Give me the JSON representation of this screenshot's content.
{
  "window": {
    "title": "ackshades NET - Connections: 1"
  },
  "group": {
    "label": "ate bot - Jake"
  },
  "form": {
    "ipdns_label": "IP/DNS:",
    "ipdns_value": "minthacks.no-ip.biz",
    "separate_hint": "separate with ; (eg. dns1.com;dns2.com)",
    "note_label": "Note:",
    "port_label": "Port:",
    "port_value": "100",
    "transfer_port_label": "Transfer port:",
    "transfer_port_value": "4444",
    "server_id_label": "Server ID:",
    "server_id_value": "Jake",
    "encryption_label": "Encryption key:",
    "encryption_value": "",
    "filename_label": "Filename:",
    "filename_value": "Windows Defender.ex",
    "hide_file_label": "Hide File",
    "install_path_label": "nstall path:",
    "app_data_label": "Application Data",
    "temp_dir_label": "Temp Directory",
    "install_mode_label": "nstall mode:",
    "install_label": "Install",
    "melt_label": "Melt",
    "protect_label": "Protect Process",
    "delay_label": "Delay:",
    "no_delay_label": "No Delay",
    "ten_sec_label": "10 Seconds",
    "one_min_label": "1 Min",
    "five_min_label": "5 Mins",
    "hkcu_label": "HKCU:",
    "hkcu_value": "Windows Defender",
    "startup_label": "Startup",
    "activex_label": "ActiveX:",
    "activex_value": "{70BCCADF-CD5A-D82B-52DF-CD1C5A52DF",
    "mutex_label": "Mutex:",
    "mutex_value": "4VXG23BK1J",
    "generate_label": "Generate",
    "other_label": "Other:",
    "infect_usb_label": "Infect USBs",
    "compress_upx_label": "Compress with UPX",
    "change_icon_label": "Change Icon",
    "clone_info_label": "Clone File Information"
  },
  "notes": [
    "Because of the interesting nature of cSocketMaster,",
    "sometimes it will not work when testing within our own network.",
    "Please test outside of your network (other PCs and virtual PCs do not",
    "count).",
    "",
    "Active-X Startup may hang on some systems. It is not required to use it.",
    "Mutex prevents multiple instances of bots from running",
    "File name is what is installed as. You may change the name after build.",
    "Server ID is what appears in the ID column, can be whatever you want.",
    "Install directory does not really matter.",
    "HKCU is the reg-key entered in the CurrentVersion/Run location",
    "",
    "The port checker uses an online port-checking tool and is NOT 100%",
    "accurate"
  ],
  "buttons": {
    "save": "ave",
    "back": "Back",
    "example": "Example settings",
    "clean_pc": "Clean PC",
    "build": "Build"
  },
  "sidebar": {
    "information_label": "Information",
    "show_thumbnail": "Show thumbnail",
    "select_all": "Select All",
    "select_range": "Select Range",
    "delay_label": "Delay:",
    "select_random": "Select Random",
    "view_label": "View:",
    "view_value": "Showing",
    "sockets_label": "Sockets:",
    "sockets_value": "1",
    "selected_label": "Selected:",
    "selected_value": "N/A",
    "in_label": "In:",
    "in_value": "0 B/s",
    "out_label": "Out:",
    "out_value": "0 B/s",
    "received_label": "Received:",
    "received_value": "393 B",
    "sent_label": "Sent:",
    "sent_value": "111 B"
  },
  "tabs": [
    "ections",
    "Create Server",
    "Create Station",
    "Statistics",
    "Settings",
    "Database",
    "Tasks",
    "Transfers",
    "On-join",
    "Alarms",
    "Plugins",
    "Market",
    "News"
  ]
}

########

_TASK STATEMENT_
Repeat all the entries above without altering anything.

_EXERCISE SOLUTION_
Give me the JSON representation of this screenshot's content.
{
  "window": {
    "title": "ackshades NET - Connections: 1"
  },
  "group": {
    "label": "ate bot - Jake"
  },
  "form": {
    "ipdns_label": "IP/DNS:",
    "ipdns_value": "minthacks.no-ip.biz",
    "separate_hint": "separate with ; (eg. dns1.com;dns2.com)",
    "note_label": "Note:",
    "port_label": "Port:",
    "port_value": "100",
    "transfer_port_label": "Transfer port:",
    "transfer_port_value": "4444",
    "server_id_label": "Server ID:",
    "server_id_value": "Jake",
    "encryption_label": "Encryption key:",
    "encryption_value": "",
    "filename_label": "Filename:",
    "filename_value": "Windows Defender.ex",
    "hide_file_label": "Hide File",
    "install_path_label": "nstall path:",
    "app_data_label": "Application Data",
    "temp_dir_label": "Temp Directory",
    "install_mode_label": "nstall mode:",
    "install_label": "Install",
    "melt_label": "Melt",
    "protect_label": "Protect Process",
    "delay_label": "Delay:",
    "no_delay_label": "No Delay",
    "ten_sec_label": "10 Seconds",
    "one_min_label": "1 Min",
    "five_min_label": "5 Mins",
    "hkcu_label": "HKCU:",
    "hkcu_value": "Windows Defender",
    "startup_label": "Startup",
    "activex_label": "ActiveX:",
    "activex_value": "{70BCCADF-CD5A-D82B-52DF-CD1C5A52DF",
    "mutex_label": "Mutex:",
    "mutex_value": "4VXG23BK1J",
    "generate_label": "Generate",
    "other_label": "Other:",
    "infect_usb_label": "Infect USBs",
    "compress_upx_label": "Compress with UPX",
    "change_icon_label": "Change Icon",
    "clone_info_label": "Clone File Information"
  },
  "notes": [
    "Because of the interesting nature of cSocketMaster,",
    "sometimes it will not work when testing within our own network.",
    "Please test outside of your network (other PCs and virtual PCs do not",
    "count).",
    "",
    "Active-X Startup may hang on some systems. It is not required to use it.",
    "Mutex prevents multiple instances of bots from running",
    "File name is what is installed as. You may change the name after build.",
    "Server ID is what appears in the ID column, can be whatever you want.",
    "Install directory does not really matter.",
    "HKCU is the reg-key entered in the CurrentVersion/Run location",
    "",
    "The port checker uses an online port-checking tool and is NOT 100%",
    "accurate"
  ],
  "buttons": {
    "save": "ave",
    "back": "Back",
    "example": "Example settings",
    "clean_pc": "Clean PC",
    "build": "Build"
  },
  "sidebar": {
    "information_label": "Information",
    "show_thumbnail": "Show thumbnail",
    "select_all": "Select All",
    "select_range": "Select Range",
    "delay_label": "Delay:",
    "select_random": "Select Random",
    "view_label": "View:",
    "view_value": "Showing",
    "sockets_label": "Sockets:",
    "sockets_value": "1",
    "selected_label": "Selected:",
    "selected_value": "N/A",
    "in_label": "In:",
    "in_value": "0 B/s",
    "out_label": "Out:",
    "out_value": "0 B/s",
    "received_label": "Received:",
    "received_value": "393 B",
    "sent_label": "Sent:",
    "sent_value": "111 B"
  },
  "tabs": [
    "ections",
    "Create Server",
    "Create Station",
    "Statistics",
    "Settings",
    "Database",
    "Tasks",
    "Transfers",
    "On-join",
    "Alarms",
    "Plugins",
    "Market",
    "News"
  ]
}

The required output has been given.